As I said in the Last Samurai thread, I think it's a little of both.
The reason I'm a little confused and asking is because this is something that has been nagging me for a while. I read a book by Stephen Turnbull that appeared to indirectly back up what you others have been saying, that in most cases those attributed as being "NINJA" were in fact Samauri carrying out specialized assignments.
As mentioned, the men of Iga and Koga were noted for their specialization in infiltration. They are several historical text which refer to the men of Iga and Koga and their actions during castle sieges winning the day for their employers (as they were often hired as mercenaries). In these text, they were also referred to as "Shinobi from Iga/Koga".
I suspect that the "NINJA" title has been tossed around and used much too loosely. Everything from a simple spy to an elite/specialized warrior has come to be labeled as a NINJA, when in fact these supposed events attributed to NINJA were simply being filled with the best man for the job.
SPYING: Anyone, and I mean ANYONE, can be a spy. Anyone from the lowliest peasant up to the Shogun's right-hand-man or his family. Heck, you don't even need any special training, really.
ASSASSINATION: Anyone can pull off an assassination. Its more a matter of finding someone who can get close enough to the target to pull the job off. Though certain assassins are trained warriors, it doesn't necessarily NEED to be a trained warrior.
SCOUTING: Okay, not just anyone can be a successful scout. It does take some skill, but it doesn't need to be a warriors skill. It has more to do with being observant, silent, and out of sight. But this is still just a slightly different version of spying, and there are many ways to approach this task.
Then there is all the stuff that really does take a warriors skill. But does one really need to be a "ninja" to do so? Uh, no. A warrior with a certain skill-set, yes. Ninja, no.
There are references to the Shinobi of Iga and Koga in Japanese historical texts, but did the use of the term "shinobi" denote a completely different type of warrior APART from the Samauri, or was the use of the term "shinobi" more to denote the job that these Samauri were specifically hired to do?
From my reading of the Stephen Turnbull book (I forget the exact title, unfortunately) I have gotten the impression that it is more of the latter. Turnbull pretty clearly states that image of the modern ninja grew out of the romanticization of the Samauri Class during the Tokugawa period. (also pretty succintly discussed in the History Channel show, "Samurai").
Right, KK. I personally think you're spot on. As I said in the other thread, there probably were a seperate class of ninja, and they were peasants, and they did train samurai, so there were also samurai with ninja skills, BUT the romanticization you speak of did occur. I think the Iga and Koga thing has been overplayed a bit but I definitely think there were guerilla fighters who thought of themselves as ninja and were grouped together in a family clan AND part of their mystique was the occult-ish beliefs they had, probably indigenous, esoteric Taoist sorcery passed on from generation to generation.

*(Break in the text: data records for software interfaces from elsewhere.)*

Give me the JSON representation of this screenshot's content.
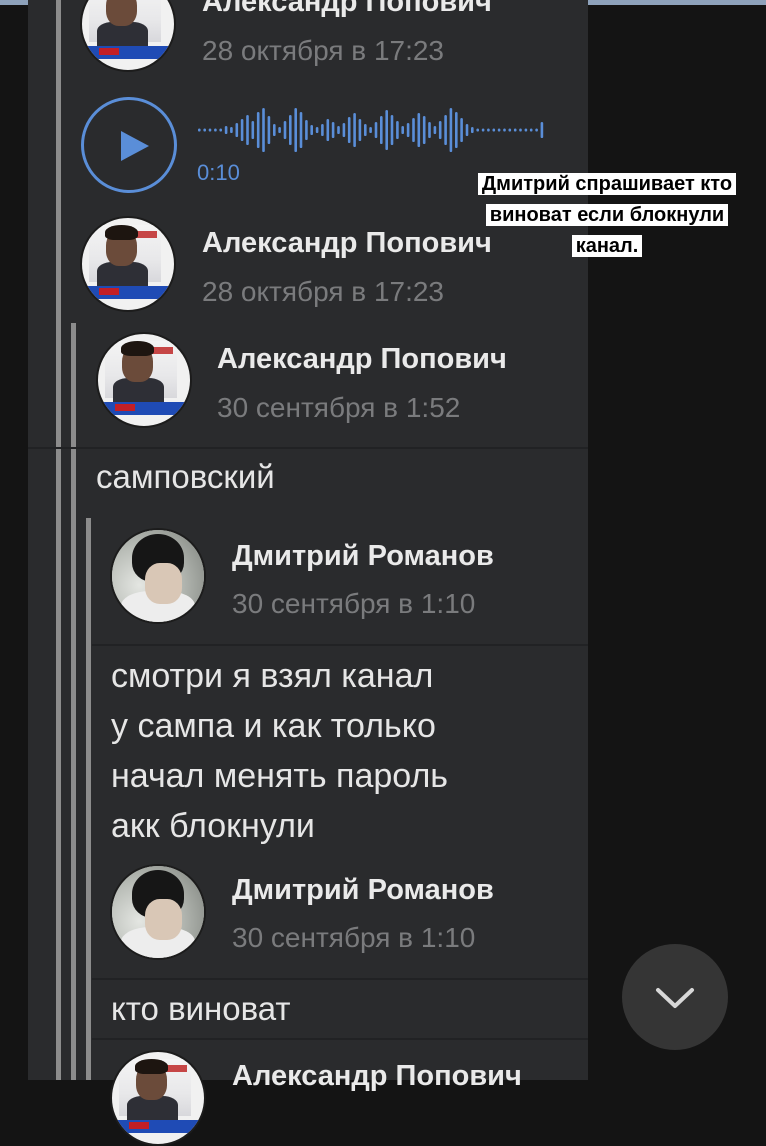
{
  "messages": [
    {
      "author": "Александр Попович",
      "date": "28 октября в 17:23"
    },
    {
      "voice_duration": "0:10"
    },
    {
      "author": "Александр Попович",
      "date": "28 октября в 17:23"
    },
    {
      "author": "Александр Попович",
      "date": "30 сентября в 1:52"
    },
    {
      "text": "самповский"
    },
    {
      "author": "Дмитрий Романов",
      "date": "30 сентября в 1:10"
    },
    {
      "lines": [
        "смотри я взял канал",
        "у сампа и как только",
        "начал менять пароль",
        "акк блокнули"
      ]
    },
    {
      "author": "Дмитрий Романов",
      "date": "30 сентября в 1:10"
    },
    {
      "text": "кто виноват"
    },
    {
      "author": "Александр Попович"
    }
  ],
  "caption": "Дмитрий спрашивает кто виноват если блокнули канал.",
  "icons": {
    "play": "play-icon",
    "scroll_down": "chevron-down-icon",
    "waveform": "waveform-icon"
  },
  "colors": {
    "accent": "#5a8ed8",
    "background": "#141414",
    "card": "#2a2b2d",
    "caption_bg": "#ffffff"
  }
}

Friday says it much better and, I think, much more accurately than I could. I'll have you note that among the koryu - that is, Japanese fighting systems with old, traceable lineages - some still list ninjutsu among their curriculum, along with sword, spear, bow, swimming, horsemanship, planning sieges, etc.
So, I think there were samurai that were trained in ninjutsu, and peasant "shinobi" or what have you used for other jobs.
One thing that occurs to me is a fighting man who prefers to meet his enemy on the field is going to be reluctant to disguise himself as a serving boy to poison someone's food: that's peasant work, and only the daimyo needs to know it's even happening. Just my thoughts out loud, but that would be an illustration of a difference between a ninja and a samurai with ninja skills.
I think that the problems arise with modern ninjutsu students. They have a lot of emotional investment in the idea of a "non-Samurai Ninja ethos and world-view" and any evidence contrary to that idea makes them feel like frauds.
Once again, if you like the curriculem, do it and let others worry about authenticity.